Skip to main content

Safety at School: Physical and Emotional


After being home and doing school virtually for so long, here are some common things that you may be concerned about when physically returning to school:

COVID-19: The rules about when and where you need to wear a mask are different depending on where you live, and it can be confusing. Your school may or may not require masks to be worn, and with not everyone being able to get a vaccine, you might have concerns about getting sick, bringing sickness home from school, or going virtual again.

BULLYING: One of the benefits of learning virtually was that you didn’t have to see bullies in person, so you may be worried about getting picked on again now that you’re back in a classroom.

GETTING INTO TROUBLE: Being back in school probably means being on a stricter schedule than you got used to while doing virtual school, so it might be hard to sit still for hours at a time or to keep your behavior under control. Your teachers may also get stressed as everyone gets used to being back in school and they may seem less patient or meaner than you remember. You may feel like only certain people get disciplined for misbehaving, or some get punished worse than others. If you are one of the people who seems to be in trouble more often or faces harsher discipline than others who do the same thing, it can be scary.

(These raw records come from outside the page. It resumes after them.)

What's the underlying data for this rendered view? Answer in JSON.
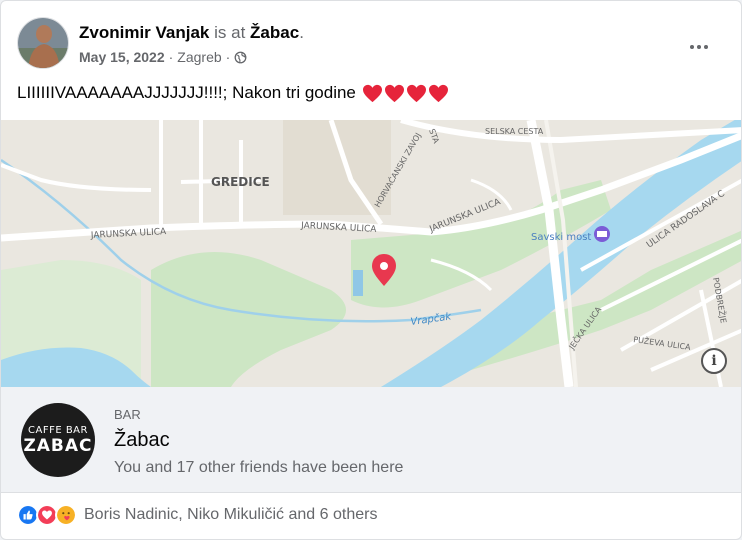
{
  "post": {
    "author": "Zvonimir Vanjak",
    "is_at": "is at",
    "place": "Žabac",
    "period": ".",
    "date": "May 15, 2022",
    "separator": "·",
    "city": "Zagreb",
    "separator2": "·",
    "text": "LIIIIIIVAAAAAAAJJJJJJJ!!!!; Nakon tri godine",
    "hearts_count": 4
  },
  "map": {
    "labels": {
      "gredice": "GREDICE",
      "jarunska1": "JARUNSKA ULICA",
      "jarunska2": "JARUNSKA ULICA",
      "jarunska3": "JARUNSKA ULICA",
      "selska": "SELSKA CESTA",
      "horvacanski": "HORVAĆANSKI ZAVOJ",
      "savski_most": "Savski most",
      "radoslava": "ULICA RADOSLAVA C",
      "jecka": "JEČKA ULICA",
      "puzeva": "PUŽEVA ULICA",
      "podbrezje": "PODBREŽJE",
      "vrapcak": "Vrapčak",
      "sta": "STA"
    },
    "info_label": "i"
  },
  "place_card": {
    "category": "BAR",
    "name": "Žabac",
    "friends_text": "You and 17 other friends have been here",
    "logo_line1": "CAFFE BAR",
    "logo_line2": "ZABAC"
  },
  "reactions": {
    "icons": [
      "like-icon",
      "love-icon",
      "care-icon"
    ],
    "text": "Boris Nadinic, Niko Mikuličić and 6 others"
  },
  "colors": {
    "river": "#a6d8ef",
    "park": "#cde6c4",
    "pin": "#e8384f",
    "like": "#1877f2",
    "love": "#f33e58",
    "care": "#f7b125"
  }
}
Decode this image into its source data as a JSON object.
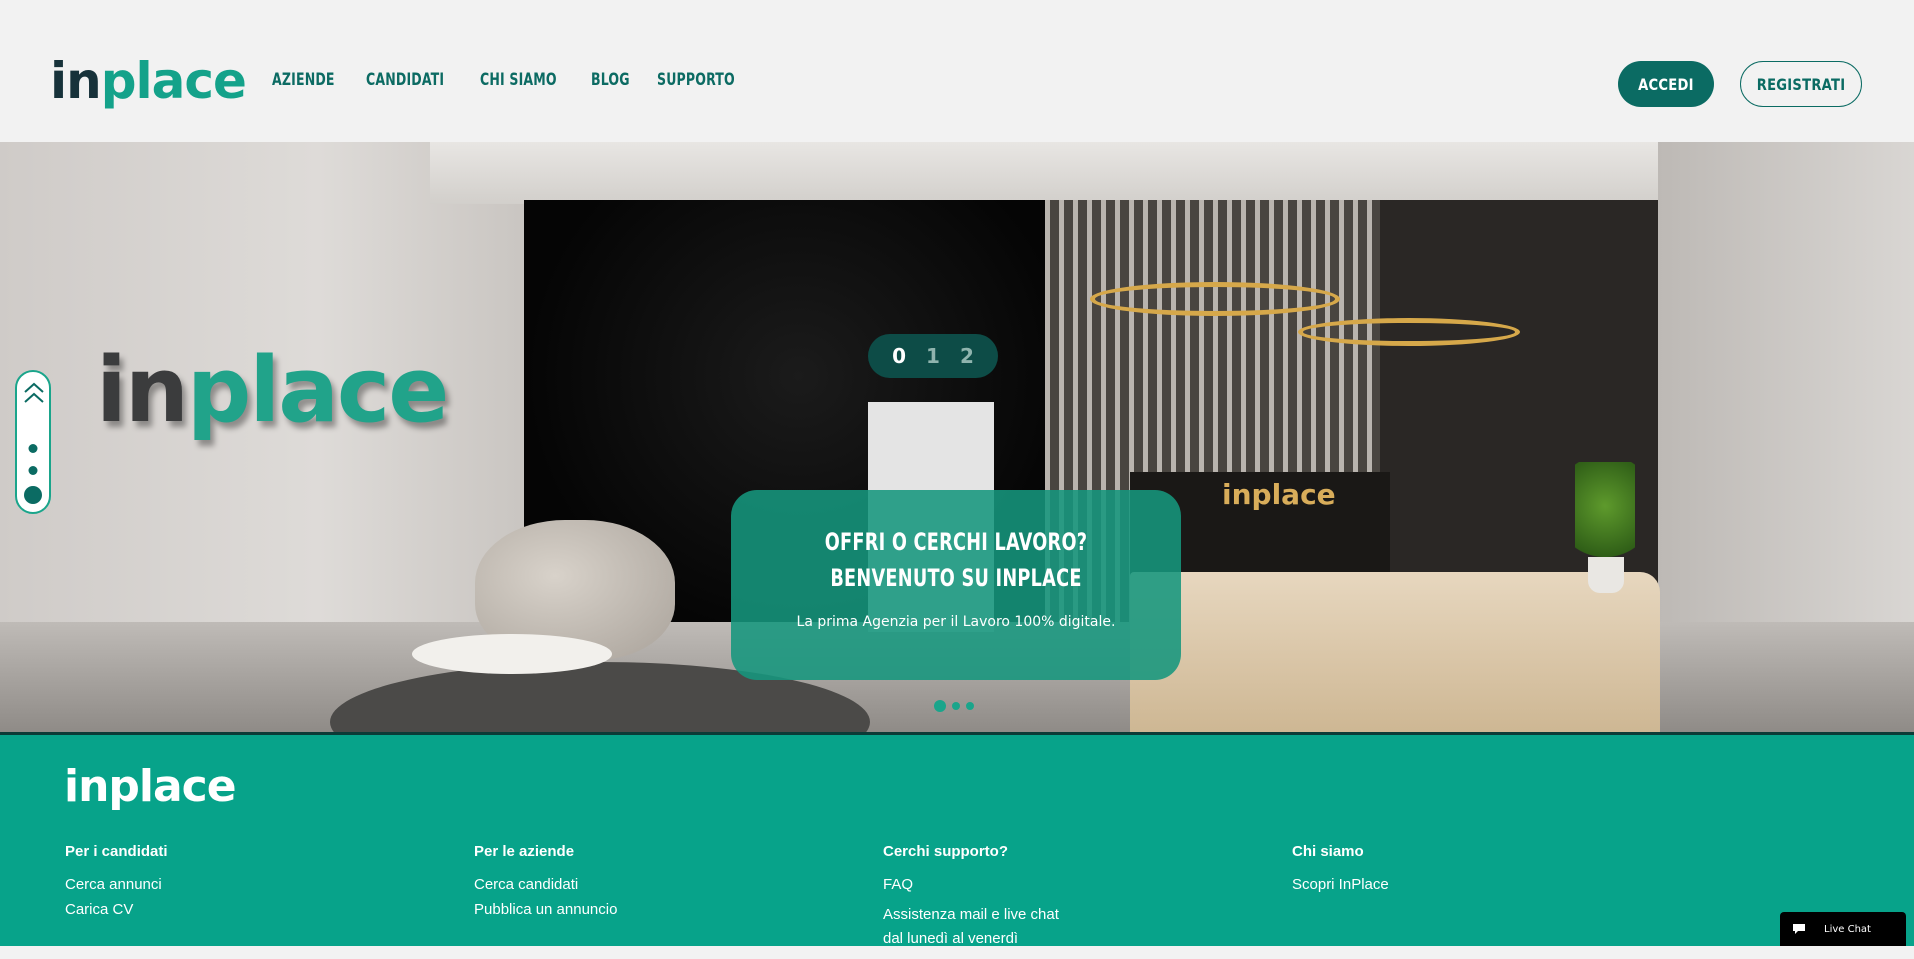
{
  "header": {
    "logo": {
      "part1": "in",
      "part2": "place"
    },
    "nav": [
      "AZIENDE",
      "CANDIDATI",
      "CHI SIAMO",
      "BLOG",
      "SUPPORTO"
    ],
    "login_label": "ACCEDI",
    "register_label": "REGISTRATI"
  },
  "hero": {
    "counter": [
      "0",
      "1",
      "2"
    ],
    "counter_active_index": 0,
    "card": {
      "line1": "OFFRI O CERCHI LAVORO?",
      "line2": "BENVENUTO SU INPLACE",
      "subtitle": "La prima Agenzia per il Lavoro 100% digitale."
    },
    "wall_sign": {
      "part1": "in",
      "part2": "place"
    },
    "desk_sign": "inplace",
    "carousel_active_index": 0,
    "carousel_count": 3,
    "side_pager": {
      "active_index": 2,
      "count": 3
    }
  },
  "footer": {
    "logo": "inplace",
    "columns": [
      {
        "heading": "Per i candidati",
        "links": [
          "Cerca annunci",
          "Carica CV"
        ]
      },
      {
        "heading": "Per le aziende",
        "links": [
          "Cerca candidati",
          "Pubblica un annuncio"
        ]
      },
      {
        "heading": "Cerchi supporto?",
        "links": [
          "FAQ",
          "Assistenza mail e live chat dal lunedì al venerdì"
        ]
      },
      {
        "heading": "Chi siamo",
        "links": [
          "Scopri InPlace"
        ]
      }
    ]
  },
  "live_chat": {
    "label": "Live Chat",
    "icon": "chat-bubble-icon"
  },
  "colors": {
    "brand": "#07a38a",
    "brand_dark": "#0b6b63",
    "text_dark": "#17323a"
  }
}
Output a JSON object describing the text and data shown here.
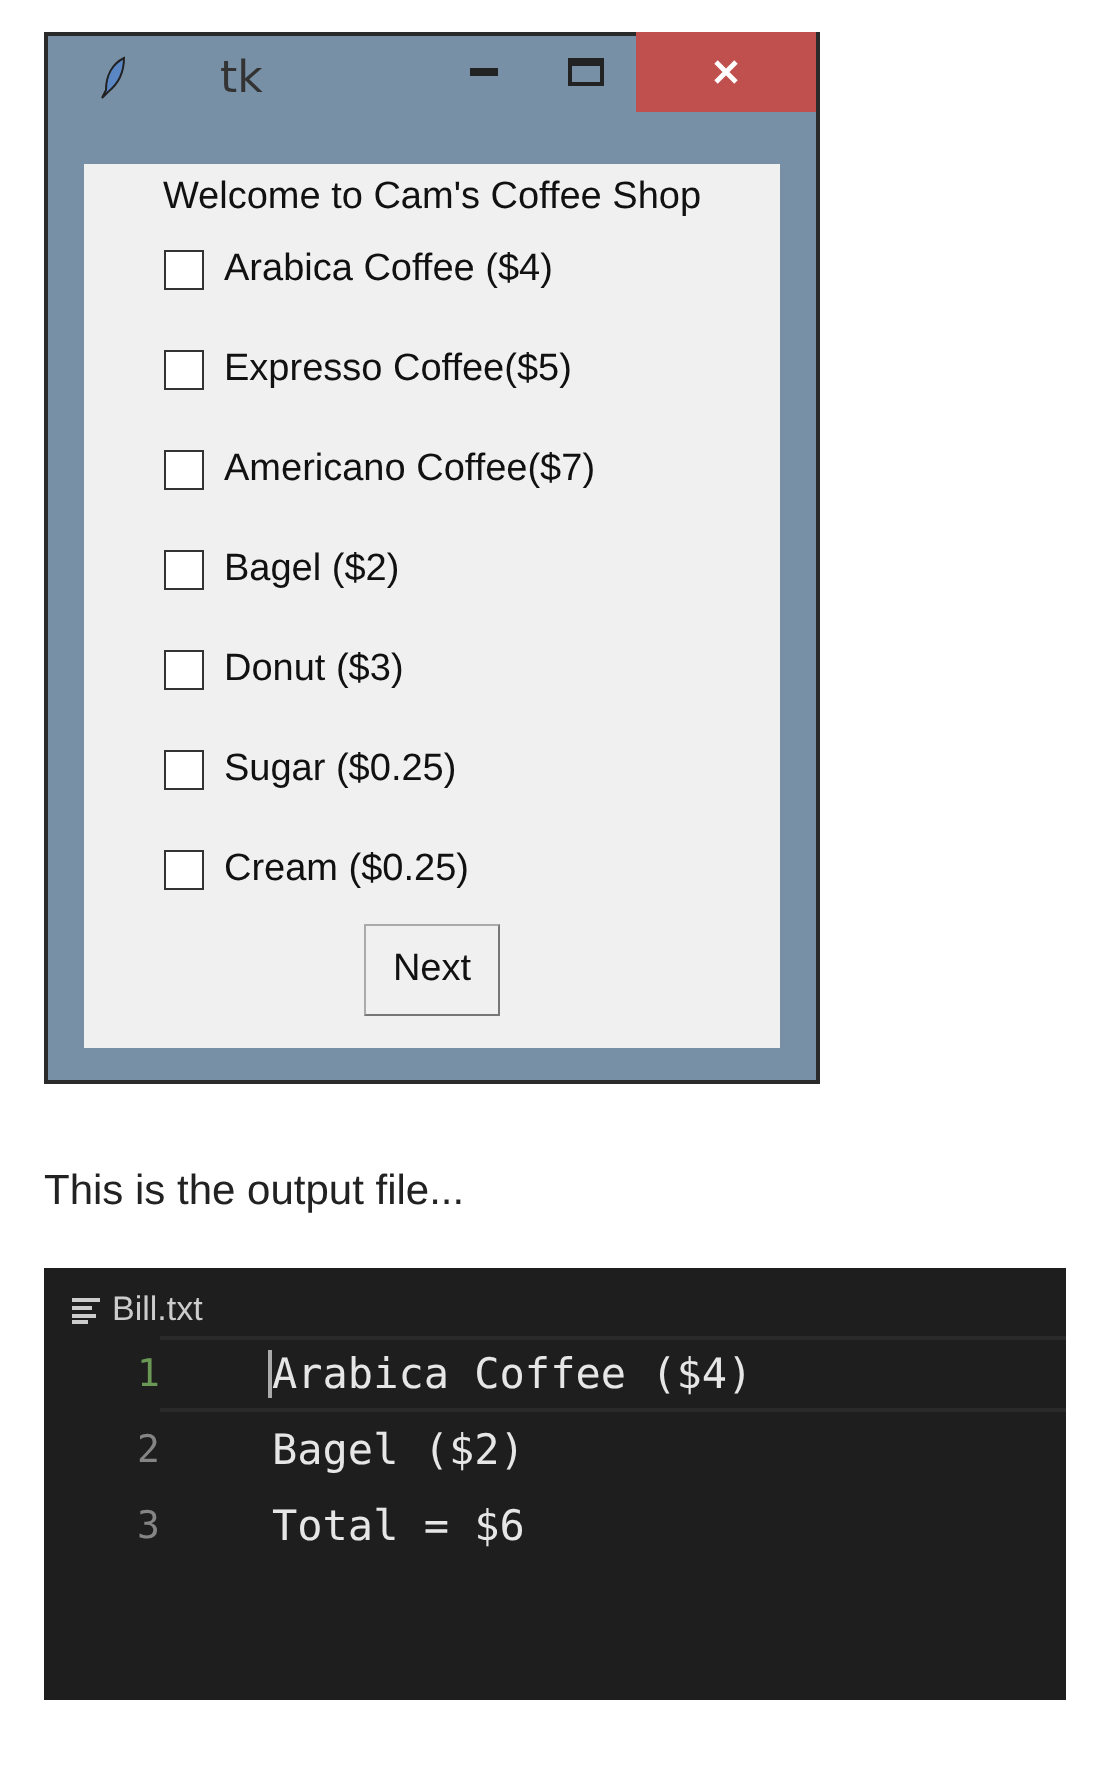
{
  "window": {
    "title": "tk",
    "heading": "Welcome to Cam's Coffee Shop",
    "items": [
      {
        "label": "Arabica Coffee ($4)",
        "checked": false
      },
      {
        "label": "Expresso Coffee($5)",
        "checked": false
      },
      {
        "label": "Americano Coffee($7)",
        "checked": false
      },
      {
        "label": "Bagel ($2)",
        "checked": false
      },
      {
        "label": "Donut ($3)",
        "checked": false
      },
      {
        "label": "Sugar ($0.25)",
        "checked": false
      },
      {
        "label": "Cream ($0.25)",
        "checked": false
      }
    ],
    "button": "Next"
  },
  "caption": "This is the output file...",
  "editor": {
    "tab": "Bill.txt",
    "lines": [
      {
        "number": "1",
        "text": "Arabica Coffee ($4)",
        "selected": true
      },
      {
        "number": "2",
        "text": "Bagel ($2)",
        "selected": false
      },
      {
        "number": "3",
        "text": "Total = $6",
        "selected": false
      }
    ]
  }
}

SCHOOL VIOLENCE: When no one was at school, there was no fighting in the halls and you stopped hearing about shootings or other acts of violence. Now that school is back in session, the possibility of violence has returned. Even though it seemed like you heard a lot about acts of violence at school before COVID, they aren’t as common as you think despite the amount of media attention they get. Talk to your teachers about procedures if you need to be reminded about what to do to stay safe. 

Going back to school may come with some extra nerves this year, especially since the last two school years haven’t been normal. You’ll likely be back to full-time, in-person school again, and it may feel a little weird or scary. To have a successful school year, it’s important that you feel safe in your school and classroom.


If you are worried or afraid it can be hard to think about anything else. When you feel safe, you are able to explore and try new things, which makes learning possible. You spend most of your time at school and deserve to feel safe in that space. 



Sometimes the best way to feel safe is to prepare yourself for how to handle situations that scare you if they were to happen, rather than worrying about them. Talk to your parents or teachers so you can be clear about what the rules about masks are, what your school will do if there is a COVID-19 outbreak, and what to do in case of emergency situations. It can also be helpful to figure out who your friends in class are if you need to turn to someone. 


Feeling safe doesn’t just mean that you won’t get hurt; it means having people you trust that can support you. Think about an adult at school who knows you and can be your ally if you feel threatened—it could be a teacher, coach, guidance counselor, or even a cafeteria worker. This may be especially important for students of color or LGBTQ+ youth who may be searching for someone who can understand their experiences when other peers can’t.


It’s hard to keep all of your emotions and worries inside and can often lead to more difficulty processing the situations that stress you out. Talking to someone can help you understand that you’re not alone and find ways to feel better. Sometimes just saying words out loud to a friend about what is worrying you can be all the relief you need. Other times it may be necessary to talk to a parent, teacher, or other trusted adult about what’s bothering you. If talking seems too hard, you can write a letter or an email.  


Grounding is a way of keeping your mind in the here and now and is a great way to help you feel safe and in control when your anxieties are spiraling. There are many ways to ground yourself, like breathing exercises or going for a walk. A grounding item is a physical object and can be a great way to help you feel grounded without leaving the classroom or distracting others. Some examples are a smooth rock you keep in your pocket, a fidget toy, a photo of a loved one or pet, or anything to hold onto that soothes you. Tell your teacher about your grounding object so they don’t think it’s a toy or distraction and take it away.

If you still feel overwhelmed, unsafe, and as though your fear affects how you function every day, you may be experiencing the first signs of a mental health condition, like depression or anxiety.

Take the Youth Screen at to see if you may be at risk. Once you get the results, MHA will provide you with more information and help you to figure out the next steps.